As we pass, we may just glance at the verses and read: "What is Freedom?--ye can tell That which slavery is, too well-- For its very name has grown To an echo of your own.
IV.--Freedom Mrs. St. Clare decided at once to sell the place and all the servants, except her own personal property, and although she was told of her husband's intention of freeing Tom, he was sold by auction with the rest.
The night they--took my father off to Siberia, with his bare feet in the snow--for distributing papers they found on him--papers that used the word 'svoboda'--'freedom.'
You may copy it, give it away or re-use it under the terms of the Project Gutenberg License included with this eBook or online at www.gutenberg.net Title: Alcatraz Author: Max Brand Release Date: February 20, 2004 EBook #11195 Last updated December 3, 2010 Language: English Character set encoding: ASCII *** START OF THIS PROJECT GUTENBERG EBOOK ALCATRAZ *** Produced by Suzanne Shell, Carol David, Nicolas Hayes and PG Distributed Proofreaders MAX BRAND Alcatraz 1922 CONTENTS CHAPTER I.--CORDOVA II.--THE COMING OF DAVID III.--CONCERNING FIGHTERS IV.--THE STRENGTH OF THE WEAK V.--RETRIBUTION VI.--FREEDOM VII.--THE PROMISED LAND VIII.--MURDER IX.--THE STAMPEDE X.--THE THIEF XI.--THE FAILURE XII.--FROM THE HIP XIII.--THE BARGAIN XIV.--STRATEGY XV.--THE KING XVI.--RED PERRIS: ADVOCATE XVII.--INVISIBLE DANGER XVIII.--VICTORY XIX.--HERVEY TAKES A TRICK XX.--THE TRAP SHUTS XXI.--THE BATTLE XXII.--MCGUIRE SLEEPS XXIII.--LOBO XXIV.--THE CRISIS XXV.--THE LITTLE SMOKY XXVI.--PARTNERS XXVII.--THE END OF THE RACE ALCATRAZ The characters, places, incidents and situations in this book are imaginary and have no relation to any person, place or actual happening.

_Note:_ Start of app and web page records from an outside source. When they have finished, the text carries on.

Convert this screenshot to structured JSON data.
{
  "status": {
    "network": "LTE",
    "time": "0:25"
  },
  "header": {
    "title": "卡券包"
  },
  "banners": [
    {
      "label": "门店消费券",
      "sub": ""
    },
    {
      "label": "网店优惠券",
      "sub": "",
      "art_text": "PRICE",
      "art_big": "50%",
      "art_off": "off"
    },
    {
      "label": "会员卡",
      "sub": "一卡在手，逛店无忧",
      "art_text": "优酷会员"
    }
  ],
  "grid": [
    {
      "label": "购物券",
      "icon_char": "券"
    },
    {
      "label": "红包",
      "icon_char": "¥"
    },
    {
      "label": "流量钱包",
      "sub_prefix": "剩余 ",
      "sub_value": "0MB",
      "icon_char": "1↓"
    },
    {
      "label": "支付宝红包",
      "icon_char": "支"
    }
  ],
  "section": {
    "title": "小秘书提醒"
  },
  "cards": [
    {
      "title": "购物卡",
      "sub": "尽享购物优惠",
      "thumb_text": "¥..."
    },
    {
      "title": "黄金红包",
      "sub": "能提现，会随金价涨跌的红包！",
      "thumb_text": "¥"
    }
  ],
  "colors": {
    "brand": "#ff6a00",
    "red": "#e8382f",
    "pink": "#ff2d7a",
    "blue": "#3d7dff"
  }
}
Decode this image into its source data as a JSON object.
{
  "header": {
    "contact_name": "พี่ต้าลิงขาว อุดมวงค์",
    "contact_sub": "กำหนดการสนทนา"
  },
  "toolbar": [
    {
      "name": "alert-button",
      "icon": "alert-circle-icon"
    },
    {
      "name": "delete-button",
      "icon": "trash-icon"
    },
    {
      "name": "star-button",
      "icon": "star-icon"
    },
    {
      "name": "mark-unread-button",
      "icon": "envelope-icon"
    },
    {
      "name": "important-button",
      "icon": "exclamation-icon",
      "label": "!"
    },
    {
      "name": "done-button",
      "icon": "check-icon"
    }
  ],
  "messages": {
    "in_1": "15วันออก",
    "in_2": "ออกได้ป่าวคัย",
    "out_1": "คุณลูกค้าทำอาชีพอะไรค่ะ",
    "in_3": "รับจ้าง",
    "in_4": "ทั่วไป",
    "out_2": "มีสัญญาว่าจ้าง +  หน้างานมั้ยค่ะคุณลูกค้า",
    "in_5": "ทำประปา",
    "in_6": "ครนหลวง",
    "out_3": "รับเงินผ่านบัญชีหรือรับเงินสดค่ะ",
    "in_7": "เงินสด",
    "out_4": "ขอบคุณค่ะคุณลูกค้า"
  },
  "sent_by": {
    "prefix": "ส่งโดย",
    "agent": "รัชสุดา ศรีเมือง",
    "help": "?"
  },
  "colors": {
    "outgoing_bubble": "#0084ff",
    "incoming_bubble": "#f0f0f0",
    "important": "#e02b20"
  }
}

By my sweet soul, I mean setting thee at liberty, enfreedoming thy person; thou wert immured, restrained, captivated, bound.
There was one cry, one watchword common to all,--Personal liberty!--freedom to act and speak without the fear of inquisitions, spies, informers, prisons, and exile.

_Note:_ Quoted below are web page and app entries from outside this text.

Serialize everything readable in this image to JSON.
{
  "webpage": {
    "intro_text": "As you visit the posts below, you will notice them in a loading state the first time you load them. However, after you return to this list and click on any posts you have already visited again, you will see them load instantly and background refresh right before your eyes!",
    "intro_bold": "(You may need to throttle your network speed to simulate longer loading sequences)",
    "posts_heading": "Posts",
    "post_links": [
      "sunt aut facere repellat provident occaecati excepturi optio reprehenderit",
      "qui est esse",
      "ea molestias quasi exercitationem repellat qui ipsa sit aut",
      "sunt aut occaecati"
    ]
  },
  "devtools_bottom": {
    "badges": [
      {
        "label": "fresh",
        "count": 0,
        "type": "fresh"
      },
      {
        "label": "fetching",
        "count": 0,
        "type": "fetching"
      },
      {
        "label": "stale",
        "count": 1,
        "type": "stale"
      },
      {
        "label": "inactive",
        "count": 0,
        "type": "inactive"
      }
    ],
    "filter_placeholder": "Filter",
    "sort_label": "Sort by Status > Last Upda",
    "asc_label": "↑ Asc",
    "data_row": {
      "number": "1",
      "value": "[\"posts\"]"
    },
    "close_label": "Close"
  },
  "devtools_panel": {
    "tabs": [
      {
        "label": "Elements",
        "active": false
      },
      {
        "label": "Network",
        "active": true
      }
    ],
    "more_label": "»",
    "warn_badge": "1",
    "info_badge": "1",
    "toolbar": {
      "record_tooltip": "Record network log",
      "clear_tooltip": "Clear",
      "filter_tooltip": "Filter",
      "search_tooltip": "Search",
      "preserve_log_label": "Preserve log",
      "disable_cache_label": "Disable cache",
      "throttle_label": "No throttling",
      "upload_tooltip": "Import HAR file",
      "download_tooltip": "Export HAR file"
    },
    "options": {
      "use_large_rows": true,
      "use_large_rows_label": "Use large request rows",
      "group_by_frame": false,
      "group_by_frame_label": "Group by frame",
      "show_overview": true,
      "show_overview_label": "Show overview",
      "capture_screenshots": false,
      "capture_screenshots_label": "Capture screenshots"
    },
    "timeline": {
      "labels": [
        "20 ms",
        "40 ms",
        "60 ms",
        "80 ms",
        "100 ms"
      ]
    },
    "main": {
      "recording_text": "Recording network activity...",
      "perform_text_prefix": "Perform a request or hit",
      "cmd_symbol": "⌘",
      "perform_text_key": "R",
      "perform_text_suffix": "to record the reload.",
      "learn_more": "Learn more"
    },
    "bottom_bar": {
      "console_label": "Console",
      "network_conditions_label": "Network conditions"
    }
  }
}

The absolute freedom of religious belief and practice, for the first time found in this colony, had, as its first effect, the banishment of all forms of sectarian persecution, so that the maxim of the Broad Church--"Freedom in non-essentials"--was here put in practical activity to an extent probably never before known in the Christian world.
Survey of the Reign of George III.--The Cato Street Conspiracy.--The Queen's Return to England, and the Proceedings against her.--The King Visits Ireland and Scotland.--Reform of the Criminal Code.--Freedom of Trade.--Death of Lord Liverpool.--The Duke of Wellington becomes Prime-minister.--Repeal of the Test and Corporation Act.--O'Connell is Elected for Clare.--Peel Resigns his Seat for Oxford.--Catholic Emancipation.--Question of the Endowment of the Roman Catholic Clergy.--Constitutional Character of the Emancipation.--The Propriety of Mr. Peel's Resignation of his Seat for Oxford Questioned.
A single defeat can confuse us no longer: It adds to the combat's last gathering might, It bids us but doubly to struggle, and stronger To raise up our battle-cry--"Freedom and Right!"